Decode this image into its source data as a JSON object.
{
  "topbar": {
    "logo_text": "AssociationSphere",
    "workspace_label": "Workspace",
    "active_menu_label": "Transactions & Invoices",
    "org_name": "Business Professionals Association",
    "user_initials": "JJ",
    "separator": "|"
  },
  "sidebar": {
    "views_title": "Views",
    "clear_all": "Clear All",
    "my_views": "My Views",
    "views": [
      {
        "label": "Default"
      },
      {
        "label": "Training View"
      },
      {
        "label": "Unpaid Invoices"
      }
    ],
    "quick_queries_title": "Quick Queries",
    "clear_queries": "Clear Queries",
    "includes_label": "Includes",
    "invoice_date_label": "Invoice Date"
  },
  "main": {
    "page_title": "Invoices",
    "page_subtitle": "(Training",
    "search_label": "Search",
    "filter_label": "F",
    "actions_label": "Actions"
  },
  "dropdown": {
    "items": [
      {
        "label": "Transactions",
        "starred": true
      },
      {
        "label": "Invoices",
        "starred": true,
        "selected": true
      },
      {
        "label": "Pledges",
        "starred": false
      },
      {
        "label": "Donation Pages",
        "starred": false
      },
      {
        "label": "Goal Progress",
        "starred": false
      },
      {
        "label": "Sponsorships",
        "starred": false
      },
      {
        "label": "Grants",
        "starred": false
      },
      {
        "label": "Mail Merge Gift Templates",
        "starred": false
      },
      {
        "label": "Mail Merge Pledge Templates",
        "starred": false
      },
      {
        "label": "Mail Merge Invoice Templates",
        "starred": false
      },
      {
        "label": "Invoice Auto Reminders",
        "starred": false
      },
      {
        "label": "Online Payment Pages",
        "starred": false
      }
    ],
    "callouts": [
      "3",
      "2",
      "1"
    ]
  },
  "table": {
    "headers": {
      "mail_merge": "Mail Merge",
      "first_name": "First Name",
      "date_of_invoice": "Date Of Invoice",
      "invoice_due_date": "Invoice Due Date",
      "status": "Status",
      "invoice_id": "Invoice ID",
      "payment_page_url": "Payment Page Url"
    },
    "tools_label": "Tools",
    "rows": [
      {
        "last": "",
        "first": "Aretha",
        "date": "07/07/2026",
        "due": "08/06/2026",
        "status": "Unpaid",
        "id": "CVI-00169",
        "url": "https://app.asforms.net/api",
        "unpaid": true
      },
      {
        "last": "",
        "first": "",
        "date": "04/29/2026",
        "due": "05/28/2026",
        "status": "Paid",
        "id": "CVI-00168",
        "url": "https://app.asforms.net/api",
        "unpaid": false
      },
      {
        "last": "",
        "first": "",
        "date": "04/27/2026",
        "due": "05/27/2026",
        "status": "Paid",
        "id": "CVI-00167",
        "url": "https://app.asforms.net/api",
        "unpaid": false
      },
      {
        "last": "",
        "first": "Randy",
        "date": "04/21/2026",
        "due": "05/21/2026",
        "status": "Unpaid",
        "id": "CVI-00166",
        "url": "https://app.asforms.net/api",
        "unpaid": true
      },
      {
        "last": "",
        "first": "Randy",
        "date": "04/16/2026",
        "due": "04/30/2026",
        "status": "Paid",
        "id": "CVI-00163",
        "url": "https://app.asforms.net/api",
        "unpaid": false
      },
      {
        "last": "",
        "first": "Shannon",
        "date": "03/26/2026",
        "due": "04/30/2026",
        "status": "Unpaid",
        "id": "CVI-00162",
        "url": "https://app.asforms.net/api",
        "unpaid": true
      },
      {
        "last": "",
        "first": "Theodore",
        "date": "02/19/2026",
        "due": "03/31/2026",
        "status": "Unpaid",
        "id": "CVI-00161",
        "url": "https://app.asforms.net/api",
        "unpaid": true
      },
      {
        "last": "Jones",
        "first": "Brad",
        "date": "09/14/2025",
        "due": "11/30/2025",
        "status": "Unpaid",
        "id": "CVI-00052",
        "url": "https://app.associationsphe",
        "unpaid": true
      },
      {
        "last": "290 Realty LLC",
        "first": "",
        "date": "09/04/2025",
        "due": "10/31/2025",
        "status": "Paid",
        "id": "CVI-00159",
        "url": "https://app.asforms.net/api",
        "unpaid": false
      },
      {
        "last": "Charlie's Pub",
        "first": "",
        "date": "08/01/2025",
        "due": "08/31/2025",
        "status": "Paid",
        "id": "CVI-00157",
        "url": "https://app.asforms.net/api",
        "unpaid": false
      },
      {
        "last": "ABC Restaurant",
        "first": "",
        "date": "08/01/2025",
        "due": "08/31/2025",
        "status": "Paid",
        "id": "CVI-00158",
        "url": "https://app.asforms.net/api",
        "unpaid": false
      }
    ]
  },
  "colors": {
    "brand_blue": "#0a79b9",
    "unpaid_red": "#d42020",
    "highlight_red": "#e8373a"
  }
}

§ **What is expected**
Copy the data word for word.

§ **Result of the exercise**
Decode this image into its source data as a JSON object.
{
  "topbar": {
    "logo_text": "AssociationSphere",
    "workspace_label": "Workspace",
    "active_menu_label": "Transactions & Invoices",
    "org_name": "Business Professionals Association",
    "user_initials": "JJ",
    "separator": "|"
  },
  "sidebar": {
    "views_title": "Views",
    "clear_all": "Clear All",
    "my_views": "My Views",
    "views": [
      {
        "label": "Default"
      },
      {
        "label": "Training View"
      },
      {
        "label": "Unpaid Invoices"
      }
    ],
    "quick_queries_title": "Quick Queries",
    "clear_queries": "Clear Queries",
    "includes_label": "Includes",
    "invoice_date_label": "Invoice Date"
  },
  "main": {
    "page_title": "Invoices",
    "page_subtitle": "(Training",
    "search_label": "Search",
    "filter_label": "F",
    "actions_label": "Actions"
  },
  "dropdown": {
    "items": [
      {
        "label": "Transactions",
        "starred": true
      },
      {
        "label": "Invoices",
        "starred": true,
        "selected": true
      },
      {
        "label": "Pledges",
        "starred": false
      },
      {
        "label": "Donation Pages",
        "starred": false
      },
      {
        "label": "Goal Progress",
        "starred": false
      },
      {
        "label": "Sponsorships",
        "starred": false
      },
      {
        "label": "Grants",
        "starred": false
      },
      {
        "label": "Mail Merge Gift Templates",
        "starred": false
      },
      {
        "label": "Mail Merge Pledge Templates",
        "starred": false
      },
      {
        "label": "Mail Merge Invoice Templates",
        "starred": false
      },
      {
        "label": "Invoice Auto Reminders",
        "starred": false
      },
      {
        "label": "Online Payment Pages",
        "starred": false
      }
    ],
    "callouts": [
      "3",
      "2",
      "1"
    ]
  },
  "table": {
    "headers": {
      "mail_merge": "Mail Merge",
      "first_name": "First Name",
      "date_of_invoice": "Date Of Invoice",
      "invoice_due_date": "Invoice Due Date",
      "status": "Status",
      "invoice_id": "Invoice ID",
      "payment_page_url": "Payment Page Url"
    },
    "tools_label": "Tools",
    "rows": [
      {
        "last": "",
        "first": "Aretha",
        "date": "07/07/2026",
        "due": "08/06/2026",
        "status": "Unpaid",
        "id": "CVI-00169",
        "url": "https://app.asforms.net/api",
        "unpaid": true
      },
      {
        "last": "",
        "first": "",
        "date": "04/29/2026",
        "due": "05/28/2026",
        "status": "Paid",
        "id": "CVI-00168",
        "url": "https://app.asforms.net/api",
        "unpaid": false
      },
      {
        "last": "",
        "first": "",
        "date": "04/27/2026",
        "due": "05/27/2026",
        "status": "Paid",
        "id": "CVI-00167",
        "url": "https://app.asforms.net/api",
        "unpaid": false
      },
      {
        "last": "",
        "first": "Randy",
        "date": "04/21/2026",
        "due": "05/21/2026",
        "status": "Unpaid",
        "id": "CVI-00166",
        "url": "https://app.asforms.net/api",
        "unpaid": true
      },
      {
        "last": "",
        "first": "Randy",
        "date": "04/16/2026",
        "due": "04/30/2026",
        "status": "Paid",
        "id": "CVI-00163",
        "url": "https://app.asforms.net/api",
        "unpaid": false
      },
      {
        "last": "",
        "first": "Shannon",
        "date": "03/26/2026",
        "due": "04/30/2026",
        "status": "Unpaid",
        "id": "CVI-00162",
        "url": "https://app.asforms.net/api",
        "unpaid": true
      },
      {
        "last": "",
        "first": "Theodore",
        "date": "02/19/2026",
        "due": "03/31/2026",
        "status": "Unpaid",
        "id": "CVI-00161",
        "url": "https://app.asforms.net/api",
        "unpaid": true
      },
      {
        "last": "Jones",
        "first": "Brad",
        "date": "09/14/2025",
        "due": "11/30/2025",
        "status": "Unpaid",
        "id": "CVI-00052",
        "url": "https://app.associationsphe",
        "unpaid": true
      },
      {
        "last": "290 Realty LLC",
        "first": "",
        "date": "09/04/2025",
        "due": "10/31/2025",
        "status": "Paid",
        "id": "CVI-00159",
        "url": "https://app.asforms.net/api",
        "unpaid": false
      },
      {
        "last": "Charlie's Pub",
        "first": "",
        "date": "08/01/2025",
        "due": "08/31/2025",
        "status": "Paid",
        "id": "CVI-00157",
        "url": "https://app.asforms.net/api",
        "unpaid": false
      },
      {
        "last": "ABC Restaurant",
        "first": "",
        "date": "08/01/2025",
        "due": "08/31/2025",
        "status": "Paid",
        "id": "CVI-00158",
        "url": "https://app.asforms.net/api",
        "unpaid": false
      }
    ]
  },
  "colors": {
    "brand_blue": "#0a79b9",
    "unpaid_red": "#d42020",
    "highlight_red": "#e8373a"
  }
}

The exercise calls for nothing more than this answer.